# EXERCISE DESCRIPTION
Set down each entry as it stands. Skip the pictures.

_ _ _ _ _

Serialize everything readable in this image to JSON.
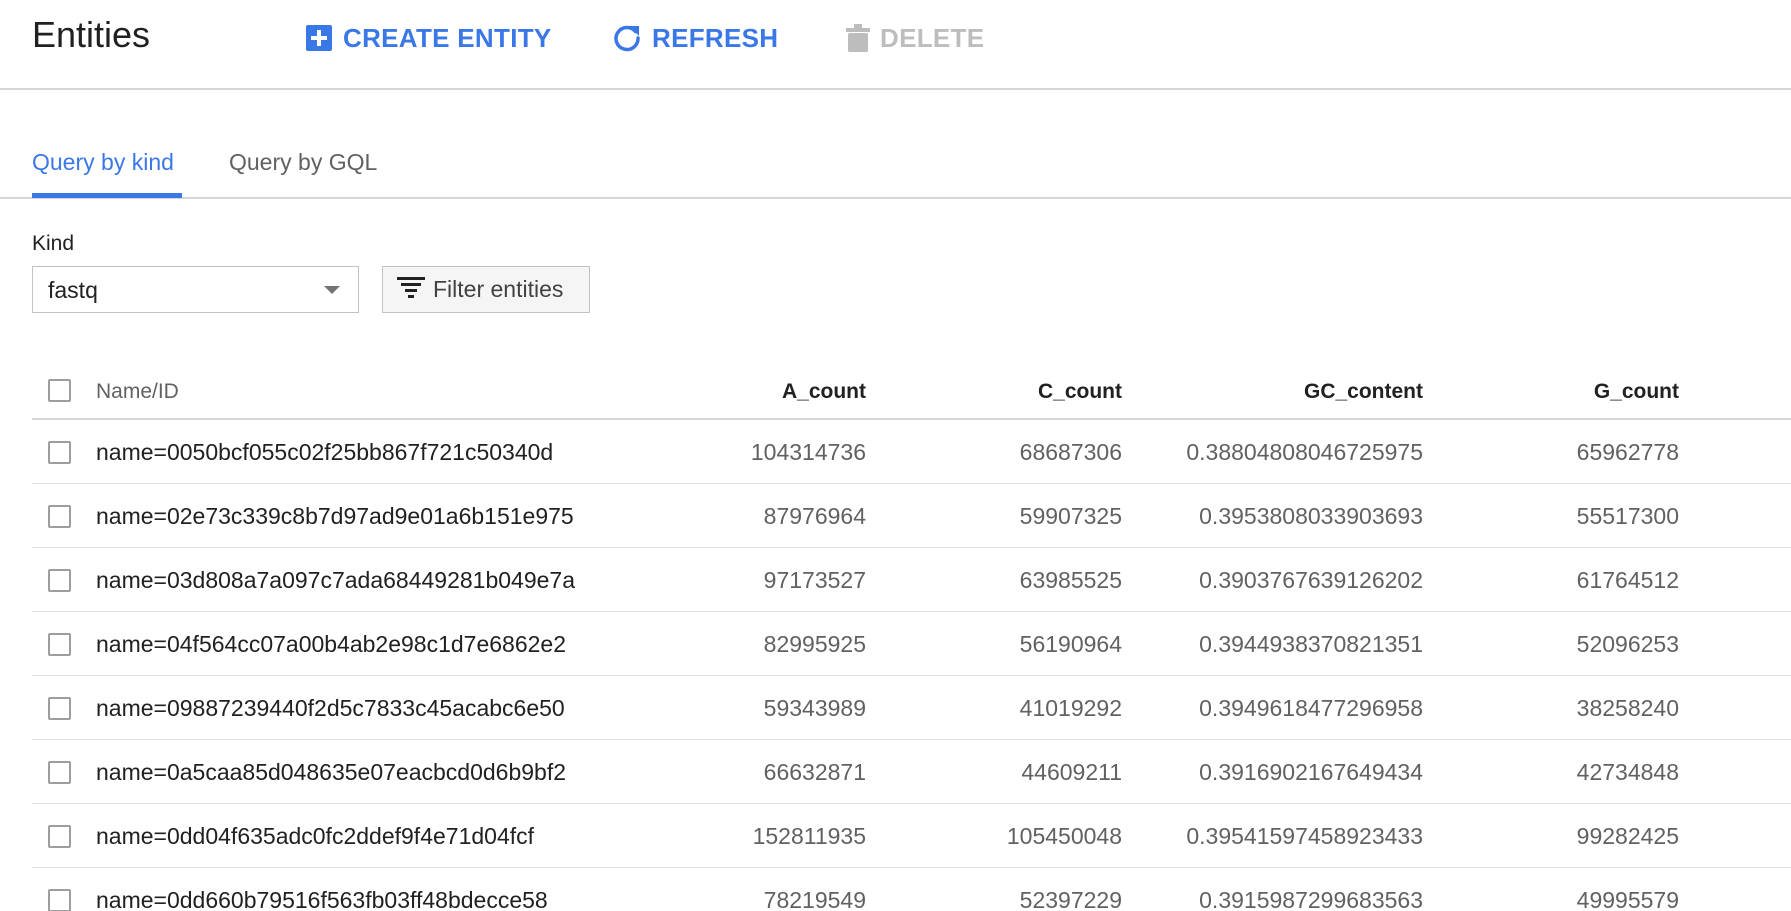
{
  "header": {
    "title": "Entities",
    "create_label": "CREATE ENTITY",
    "refresh_label": "REFRESH",
    "delete_label": "DELETE"
  },
  "tabs": [
    {
      "label": "Query by kind",
      "active": true
    },
    {
      "label": "Query by GQL",
      "active": false
    }
  ],
  "kind": {
    "label": "Kind",
    "selected": "fastq"
  },
  "filter": {
    "label": "Filter entities"
  },
  "table": {
    "columns": [
      "Name/ID",
      "A_count",
      "C_count",
      "GC_content",
      "G_count"
    ],
    "rows": [
      {
        "name": "name=0050bcf055c02f25bb867f721c50340d",
        "a_count": "104314736",
        "c_count": "68687306",
        "gc_content": "0.38804808046725975",
        "g_count": "65962778"
      },
      {
        "name": "name=02e73c339c8b7d97ad9e01a6b151e975",
        "a_count": "87976964",
        "c_count": "59907325",
        "gc_content": "0.3953808033903693",
        "g_count": "55517300"
      },
      {
        "name": "name=03d808a7a097c7ada68449281b049e7a",
        "a_count": "97173527",
        "c_count": "63985525",
        "gc_content": "0.3903767639126202",
        "g_count": "61764512"
      },
      {
        "name": "name=04f564cc07a00b4ab2e98c1d7e6862e2",
        "a_count": "82995925",
        "c_count": "56190964",
        "gc_content": "0.3944938370821351",
        "g_count": "52096253"
      },
      {
        "name": "name=09887239440f2d5c7833c45acabc6e50",
        "a_count": "59343989",
        "c_count": "41019292",
        "gc_content": "0.3949618477296958",
        "g_count": "38258240"
      },
      {
        "name": "name=0a5caa85d048635e07eacbcd0d6b9bf2",
        "a_count": "66632871",
        "c_count": "44609211",
        "gc_content": "0.3916902167649434",
        "g_count": "42734848"
      },
      {
        "name": "name=0dd04f635adc0fc2ddef9f4e71d04fcf",
        "a_count": "152811935",
        "c_count": "105450048",
        "gc_content": "0.39541597458923433",
        "g_count": "99282425"
      },
      {
        "name": "name=0dd660b79516f563fb03ff48bdecce58",
        "a_count": "78219549",
        "c_count": "52397229",
        "gc_content": "0.3915987299683563",
        "g_count": "49995579"
      }
    ]
  },
  "icons": {
    "create": "plus-box-icon",
    "refresh": "refresh-icon",
    "delete": "trash-icon",
    "filter": "filter-icon",
    "dropdown": "caret-down-icon"
  },
  "colors": {
    "accent": "#3b78e7",
    "disabled": "#bdbdbd"
  }
}
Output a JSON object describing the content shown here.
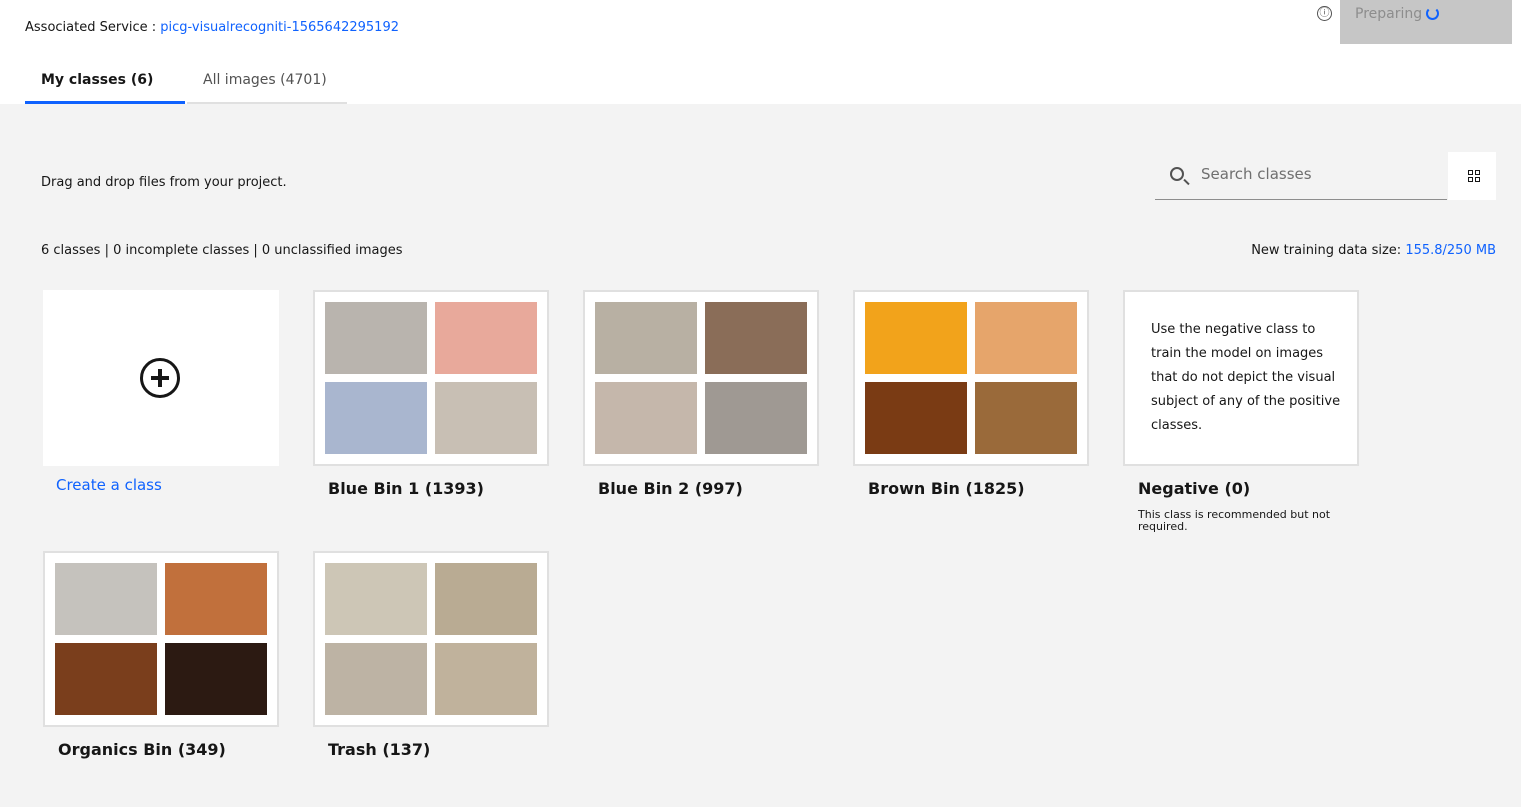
{
  "header": {
    "service_label": "Associated Service :",
    "service_name": "picg-visualrecogniti-1565642295192",
    "info_icon": "ⓘ",
    "status": "Preparing"
  },
  "tabs": [
    {
      "label": "My classes (6)",
      "active": true
    },
    {
      "label": "All images (4701)",
      "active": false
    }
  ],
  "toolbar": {
    "hint": "Drag and drop files from your project.",
    "search_placeholder": "Search classes"
  },
  "summary": {
    "counts": "6 classes | 0 incomplete classes | 0 unclassified images",
    "training_label": "New training data size:",
    "training_value": "155.8/250 MB"
  },
  "create": {
    "label": "Create a class"
  },
  "classes": [
    {
      "title": "Blue Bin 1 (1393)",
      "thumbs": [
        "#b9b4ae",
        "#e8a99b",
        "#a9b6cf",
        "#c8bfb4"
      ]
    },
    {
      "title": "Blue Bin 2 (997)",
      "thumbs": [
        "#b8b0a3",
        "#8a6d58",
        "#c5b7ab",
        "#9f9993"
      ]
    },
    {
      "title": "Brown Bin (1825)",
      "thumbs": [
        "#f2a31b",
        "#e6a56b",
        "#7a3b14",
        "#9a6a3a"
      ]
    },
    {
      "title": "Organics Bin (349)",
      "thumbs": [
        "#c5c2bd",
        "#c1703c",
        "#7a3e1c",
        "#2c1a12"
      ]
    },
    {
      "title": "Trash (137)",
      "thumbs": [
        "#cdc6b6",
        "#b9ab93",
        "#bdb3a4",
        "#c0b29c"
      ]
    }
  ],
  "negative": {
    "title": "Negative (0)",
    "description": "Use the negative class to train the model on images that do not depict the visual subject of any of the positive classes.",
    "note": "This class is recommended but not required."
  },
  "colors": {
    "accent": "#0f62fe",
    "background": "#f3f3f3",
    "status_button": "#c6c6c6"
  }
}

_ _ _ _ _

# ANSWER FOR THE TASK
Serialize everything readable in this image to JSON.
{
  "header": {
    "title": "Entities",
    "create_label": "CREATE ENTITY",
    "refresh_label": "REFRESH",
    "delete_label": "DELETE"
  },
  "tabs": [
    {
      "label": "Query by kind",
      "active": true
    },
    {
      "label": "Query by GQL",
      "active": false
    }
  ],
  "kind": {
    "label": "Kind",
    "selected": "fastq"
  },
  "filter": {
    "label": "Filter entities"
  },
  "table": {
    "columns": [
      "Name/ID",
      "A_count",
      "C_count",
      "GC_content",
      "G_count"
    ],
    "rows": [
      {
        "name": "name=0050bcf055c02f25bb867f721c50340d",
        "a_count": "104314736",
        "c_count": "68687306",
        "gc_content": "0.38804808046725975",
        "g_count": "65962778"
      },
      {
        "name": "name=02e73c339c8b7d97ad9e01a6b151e975",
        "a_count": "87976964",
        "c_count": "59907325",
        "gc_content": "0.3953808033903693",
        "g_count": "55517300"
      },
      {
        "name": "name=03d808a7a097c7ada68449281b049e7a",
        "a_count": "97173527",
        "c_count": "63985525",
        "gc_content": "0.3903767639126202",
        "g_count": "61764512"
      },
      {
        "name": "name=04f564cc07a00b4ab2e98c1d7e6862e2",
        "a_count": "82995925",
        "c_count": "56190964",
        "gc_content": "0.3944938370821351",
        "g_count": "52096253"
      },
      {
        "name": "name=09887239440f2d5c7833c45acabc6e50",
        "a_count": "59343989",
        "c_count": "41019292",
        "gc_content": "0.3949618477296958",
        "g_count": "38258240"
      },
      {
        "name": "name=0a5caa85d048635e07eacbcd0d6b9bf2",
        "a_count": "66632871",
        "c_count": "44609211",
        "gc_content": "0.3916902167649434",
        "g_count": "42734848"
      },
      {
        "name": "name=0dd04f635adc0fc2ddef9f4e71d04fcf",
        "a_count": "152811935",
        "c_count": "105450048",
        "gc_content": "0.39541597458923433",
        "g_count": "99282425"
      },
      {
        "name": "name=0dd660b79516f563fb03ff48bdecce58",
        "a_count": "78219549",
        "c_count": "52397229",
        "gc_content": "0.3915987299683563",
        "g_count": "49995579"
      }
    ]
  },
  "icons": {
    "create": "plus-box-icon",
    "refresh": "refresh-icon",
    "delete": "trash-icon",
    "filter": "filter-icon",
    "dropdown": "caret-down-icon"
  },
  "colors": {
    "accent": "#3b78e7",
    "disabled": "#bdbdbd"
  }
}
Output a JSON object describing the content shown here.
{
  "header": {
    "service_label": "Associated Service :",
    "service_name": "picg-visualrecogniti-1565642295192",
    "info_icon": "ⓘ",
    "status": "Preparing"
  },
  "tabs": [
    {
      "label": "My classes (6)",
      "active": true
    },
    {
      "label": "All images (4701)",
      "active": false
    }
  ],
  "toolbar": {
    "hint": "Drag and drop files from your project.",
    "search_placeholder": "Search classes"
  },
  "summary": {
    "counts": "6 classes | 0 incomplete classes | 0 unclassified images",
    "training_label": "New training data size:",
    "training_value": "155.8/250 MB"
  },
  "create": {
    "label": "Create a class"
  },
  "classes": [
    {
      "title": "Blue Bin 1 (1393)",
      "thumbs": [
        "#b9b4ae",
        "#e8a99b",
        "#a9b6cf",
        "#c8bfb4"
      ]
    },
    {
      "title": "Blue Bin 2 (997)",
      "thumbs": [
        "#b8b0a3",
        "#8a6d58",
        "#c5b7ab",
        "#9f9993"
      ]
    },
    {
      "title": "Brown Bin (1825)",
      "thumbs": [
        "#f2a31b",
        "#e6a56b",
        "#7a3b14",
        "#9a6a3a"
      ]
    },
    {
      "title": "Organics Bin (349)",
      "thumbs": [
        "#c5c2bd",
        "#c1703c",
        "#7a3e1c",
        "#2c1a12"
      ]
    },
    {
      "title": "Trash (137)",
      "thumbs": [
        "#cdc6b6",
        "#b9ab93",
        "#bdb3a4",
        "#c0b29c"
      ]
    }
  ],
  "negative": {
    "title": "Negative (0)",
    "description": "Use the negative class to train the model on images that do not depict the visual subject of any of the positive classes.",
    "note": "This class is recommended but not required."
  },
  "colors": {
    "accent": "#0f62fe",
    "background": "#f3f3f3",
    "status_button": "#c6c6c6"
  }
}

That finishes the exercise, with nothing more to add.